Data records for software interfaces
▬▬▬▬▬▬
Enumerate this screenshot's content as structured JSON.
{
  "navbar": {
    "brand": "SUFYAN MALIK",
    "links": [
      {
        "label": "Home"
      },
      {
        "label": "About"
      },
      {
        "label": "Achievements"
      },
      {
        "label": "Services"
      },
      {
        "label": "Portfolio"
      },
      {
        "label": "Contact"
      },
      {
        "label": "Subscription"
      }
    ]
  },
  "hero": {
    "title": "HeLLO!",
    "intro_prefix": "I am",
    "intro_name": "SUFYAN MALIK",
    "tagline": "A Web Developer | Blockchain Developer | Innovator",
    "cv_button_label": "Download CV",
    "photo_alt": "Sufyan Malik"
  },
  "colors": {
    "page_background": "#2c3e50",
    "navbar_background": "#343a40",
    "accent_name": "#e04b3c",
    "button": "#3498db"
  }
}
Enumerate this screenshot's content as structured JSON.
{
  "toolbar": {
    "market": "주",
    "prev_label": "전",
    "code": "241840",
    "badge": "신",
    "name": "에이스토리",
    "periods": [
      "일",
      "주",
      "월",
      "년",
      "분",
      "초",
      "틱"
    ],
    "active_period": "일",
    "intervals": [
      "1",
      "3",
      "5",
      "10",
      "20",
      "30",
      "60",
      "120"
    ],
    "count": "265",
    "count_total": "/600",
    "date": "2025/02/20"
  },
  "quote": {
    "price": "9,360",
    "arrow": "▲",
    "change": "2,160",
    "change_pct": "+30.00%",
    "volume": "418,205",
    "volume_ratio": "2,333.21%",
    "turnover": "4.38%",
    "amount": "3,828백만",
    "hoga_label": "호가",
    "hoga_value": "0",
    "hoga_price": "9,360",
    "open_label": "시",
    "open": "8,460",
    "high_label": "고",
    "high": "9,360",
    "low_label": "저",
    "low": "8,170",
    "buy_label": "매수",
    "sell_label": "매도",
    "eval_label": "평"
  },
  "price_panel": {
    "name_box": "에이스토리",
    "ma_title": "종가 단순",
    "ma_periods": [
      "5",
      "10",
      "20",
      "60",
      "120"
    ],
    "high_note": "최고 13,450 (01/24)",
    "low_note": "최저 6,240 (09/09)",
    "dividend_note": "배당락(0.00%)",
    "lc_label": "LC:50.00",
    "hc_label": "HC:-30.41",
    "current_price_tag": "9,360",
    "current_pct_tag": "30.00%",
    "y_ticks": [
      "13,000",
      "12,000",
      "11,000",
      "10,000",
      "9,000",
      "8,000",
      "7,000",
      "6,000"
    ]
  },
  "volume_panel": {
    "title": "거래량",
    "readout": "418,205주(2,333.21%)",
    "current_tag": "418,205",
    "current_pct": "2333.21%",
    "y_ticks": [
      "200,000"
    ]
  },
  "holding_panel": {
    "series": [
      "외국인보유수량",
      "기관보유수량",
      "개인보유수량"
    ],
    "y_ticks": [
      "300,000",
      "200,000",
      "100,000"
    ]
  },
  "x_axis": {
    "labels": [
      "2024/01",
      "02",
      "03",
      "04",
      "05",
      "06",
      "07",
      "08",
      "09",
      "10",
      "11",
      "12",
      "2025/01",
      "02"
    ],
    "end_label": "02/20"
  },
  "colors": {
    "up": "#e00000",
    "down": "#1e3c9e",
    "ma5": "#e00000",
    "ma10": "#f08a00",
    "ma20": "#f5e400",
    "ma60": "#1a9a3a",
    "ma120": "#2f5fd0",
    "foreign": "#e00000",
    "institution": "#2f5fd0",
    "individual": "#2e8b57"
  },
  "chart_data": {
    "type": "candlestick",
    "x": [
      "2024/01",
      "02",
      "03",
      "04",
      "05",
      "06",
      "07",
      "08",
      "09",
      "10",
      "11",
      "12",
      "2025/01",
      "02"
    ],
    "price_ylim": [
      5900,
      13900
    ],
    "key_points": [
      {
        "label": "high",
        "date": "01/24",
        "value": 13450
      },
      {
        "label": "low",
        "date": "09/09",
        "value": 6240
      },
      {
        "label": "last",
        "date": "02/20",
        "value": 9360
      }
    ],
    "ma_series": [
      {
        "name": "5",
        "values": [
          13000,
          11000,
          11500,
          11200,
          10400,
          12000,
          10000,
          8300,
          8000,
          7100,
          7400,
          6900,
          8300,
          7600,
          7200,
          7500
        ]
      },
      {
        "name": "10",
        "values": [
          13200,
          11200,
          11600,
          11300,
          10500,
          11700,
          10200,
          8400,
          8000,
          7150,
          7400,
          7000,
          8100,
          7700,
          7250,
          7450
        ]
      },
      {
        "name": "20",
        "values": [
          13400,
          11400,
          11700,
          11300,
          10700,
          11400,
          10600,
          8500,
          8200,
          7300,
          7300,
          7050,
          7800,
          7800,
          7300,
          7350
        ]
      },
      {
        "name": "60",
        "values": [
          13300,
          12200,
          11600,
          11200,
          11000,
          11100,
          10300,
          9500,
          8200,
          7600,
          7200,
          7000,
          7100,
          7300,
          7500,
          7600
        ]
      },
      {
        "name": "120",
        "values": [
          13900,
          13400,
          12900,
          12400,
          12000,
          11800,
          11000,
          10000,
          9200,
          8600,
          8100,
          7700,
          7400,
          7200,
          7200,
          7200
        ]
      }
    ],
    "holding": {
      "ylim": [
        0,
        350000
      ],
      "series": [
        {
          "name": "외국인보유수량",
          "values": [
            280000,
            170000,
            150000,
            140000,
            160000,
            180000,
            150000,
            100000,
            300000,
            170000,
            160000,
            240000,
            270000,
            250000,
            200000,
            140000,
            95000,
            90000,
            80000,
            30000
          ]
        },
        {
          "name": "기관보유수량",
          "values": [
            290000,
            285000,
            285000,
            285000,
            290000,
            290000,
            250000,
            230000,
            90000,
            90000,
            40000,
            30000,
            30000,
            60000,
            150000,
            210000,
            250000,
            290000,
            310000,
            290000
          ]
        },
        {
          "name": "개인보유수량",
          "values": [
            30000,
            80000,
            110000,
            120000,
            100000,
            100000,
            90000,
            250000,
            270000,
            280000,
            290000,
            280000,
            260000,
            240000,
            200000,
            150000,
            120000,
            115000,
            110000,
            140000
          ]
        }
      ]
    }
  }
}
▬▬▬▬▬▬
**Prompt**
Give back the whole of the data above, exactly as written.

**Answer to this exercise**
Enumerate this screenshot's content as structured JSON.
{
  "navbar": {
    "brand": "SUFYAN MALIK",
    "links": [
      {
        "label": "Home"
      },
      {
        "label": "About"
      },
      {
        "label": "Achievements"
      },
      {
        "label": "Services"
      },
      {
        "label": "Portfolio"
      },
      {
        "label": "Contact"
      },
      {
        "label": "Subscription"
      }
    ]
  },
  "hero": {
    "title": "HeLLO!",
    "intro_prefix": "I am",
    "intro_name": "SUFYAN MALIK",
    "tagline": "A Web Developer | Blockchain Developer | Innovator",
    "cv_button_label": "Download CV",
    "photo_alt": "Sufyan Malik"
  },
  "colors": {
    "page_background": "#2c3e50",
    "navbar_background": "#343a40",
    "accent_name": "#e04b3c",
    "button": "#3498db"
  }
}
Enumerate this screenshot's content as structured JSON.
{
  "toolbar": {
    "market": "주",
    "prev_label": "전",
    "code": "241840",
    "badge": "신",
    "name": "에이스토리",
    "periods": [
      "일",
      "주",
      "월",
      "년",
      "분",
      "초",
      "틱"
    ],
    "active_period": "일",
    "intervals": [
      "1",
      "3",
      "5",
      "10",
      "20",
      "30",
      "60",
      "120"
    ],
    "count": "265",
    "count_total": "/600",
    "date": "2025/02/20"
  },
  "quote": {
    "price": "9,360",
    "arrow": "▲",
    "change": "2,160",
    "change_pct": "+30.00%",
    "volume": "418,205",
    "volume_ratio": "2,333.21%",
    "turnover": "4.38%",
    "amount": "3,828백만",
    "hoga_label": "호가",
    "hoga_value": "0",
    "hoga_price": "9,360",
    "open_label": "시",
    "open": "8,460",
    "high_label": "고",
    "high": "9,360",
    "low_label": "저",
    "low": "8,170",
    "buy_label": "매수",
    "sell_label": "매도",
    "eval_label": "평"
  },
  "price_panel": {
    "name_box": "에이스토리",
    "ma_title": "종가 단순",
    "ma_periods": [
      "5",
      "10",
      "20",
      "60",
      "120"
    ],
    "high_note": "최고 13,450 (01/24)",
    "low_note": "최저 6,240 (09/09)",
    "dividend_note": "배당락(0.00%)",
    "lc_label": "LC:50.00",
    "hc_label": "HC:-30.41",
    "current_price_tag": "9,360",
    "current_pct_tag": "30.00%",
    "y_ticks": [
      "13,000",
      "12,000",
      "11,000",
      "10,000",
      "9,000",
      "8,000",
      "7,000",
      "6,000"
    ]
  },
  "volume_panel": {
    "title": "거래량",
    "readout": "418,205주(2,333.21%)",
    "current_tag": "418,205",
    "current_pct": "2333.21%",
    "y_ticks": [
      "200,000"
    ]
  },
  "holding_panel": {
    "series": [
      "외국인보유수량",
      "기관보유수량",
      "개인보유수량"
    ],
    "y_ticks": [
      "300,000",
      "200,000",
      "100,000"
    ]
  },
  "x_axis": {
    "labels": [
      "2024/01",
      "02",
      "03",
      "04",
      "05",
      "06",
      "07",
      "08",
      "09",
      "10",
      "11",
      "12",
      "2025/01",
      "02"
    ],
    "end_label": "02/20"
  },
  "colors": {
    "up": "#e00000",
    "down": "#1e3c9e",
    "ma5": "#e00000",
    "ma10": "#f08a00",
    "ma20": "#f5e400",
    "ma60": "#1a9a3a",
    "ma120": "#2f5fd0",
    "foreign": "#e00000",
    "institution": "#2f5fd0",
    "individual": "#2e8b57"
  },
  "chart_data": {
    "type": "candlestick",
    "x": [
      "2024/01",
      "02",
      "03",
      "04",
      "05",
      "06",
      "07",
      "08",
      "09",
      "10",
      "11",
      "12",
      "2025/01",
      "02"
    ],
    "price_ylim": [
      5900,
      13900
    ],
    "key_points": [
      {
        "label": "high",
        "date": "01/24",
        "value": 13450
      },
      {
        "label": "low",
        "date": "09/09",
        "value": 6240
      },
      {
        "label": "last",
        "date": "02/20",
        "value": 9360
      }
    ],
    "ma_series": [
      {
        "name": "5",
        "values": [
          13000,
          11000,
          11500,
          11200,
          10400,
          12000,
          10000,
          8300,
          8000,
          7100,
          7400,
          6900,
          8300,
          7600,
          7200,
          7500
        ]
      },
      {
        "name": "10",
        "values": [
          13200,
          11200,
          11600,
          11300,
          10500,
          11700,
          10200,
          8400,
          8000,
          7150,
          7400,
          7000,
          8100,
          7700,
          7250,
          7450
        ]
      },
      {
        "name": "20",
        "values": [
          13400,
          11400,
          11700,
          11300,
          10700,
          11400,
          10600,
          8500,
          8200,
          7300,
          7300,
          7050,
          7800,
          7800,
          7300,
          7350
        ]
      },
      {
        "name": "60",
        "values": [
          13300,
          12200,
          11600,
          11200,
          11000,
          11100,
          10300,
          9500,
          8200,
          7600,
          7200,
          7000,
          7100,
          7300,
          7500,
          7600
        ]
      },
      {
        "name": "120",
        "values": [
          13900,
          13400,
          12900,
          12400,
          12000,
          11800,
          11000,
          10000,
          9200,
          8600,
          8100,
          7700,
          7400,
          7200,
          7200,
          7200
        ]
      }
    ],
    "holding": {
      "ylim": [
        0,
        350000
      ],
      "series": [
        {
          "name": "외국인보유수량",
          "values": [
            280000,
            170000,
            150000,
            140000,
            160000,
            180000,
            150000,
            100000,
            300000,
            170000,
            160000,
            240000,
            270000,
            250000,
            200000,
            140000,
            95000,
            90000,
            80000,
            30000
          ]
        },
        {
          "name": "기관보유수량",
          "values": [
            290000,
            285000,
            285000,
            285000,
            290000,
            290000,
            250000,
            230000,
            90000,
            90000,
            40000,
            30000,
            30000,
            60000,
            150000,
            210000,
            250000,
            290000,
            310000,
            290000
          ]
        },
        {
          "name": "개인보유수량",
          "values": [
            30000,
            80000,
            110000,
            120000,
            100000,
            100000,
            90000,
            250000,
            270000,
            280000,
            290000,
            280000,
            260000,
            240000,
            200000,
            150000,
            120000,
            115000,
            110000,
            140000
          ]
        }
      ]
    }
  }
}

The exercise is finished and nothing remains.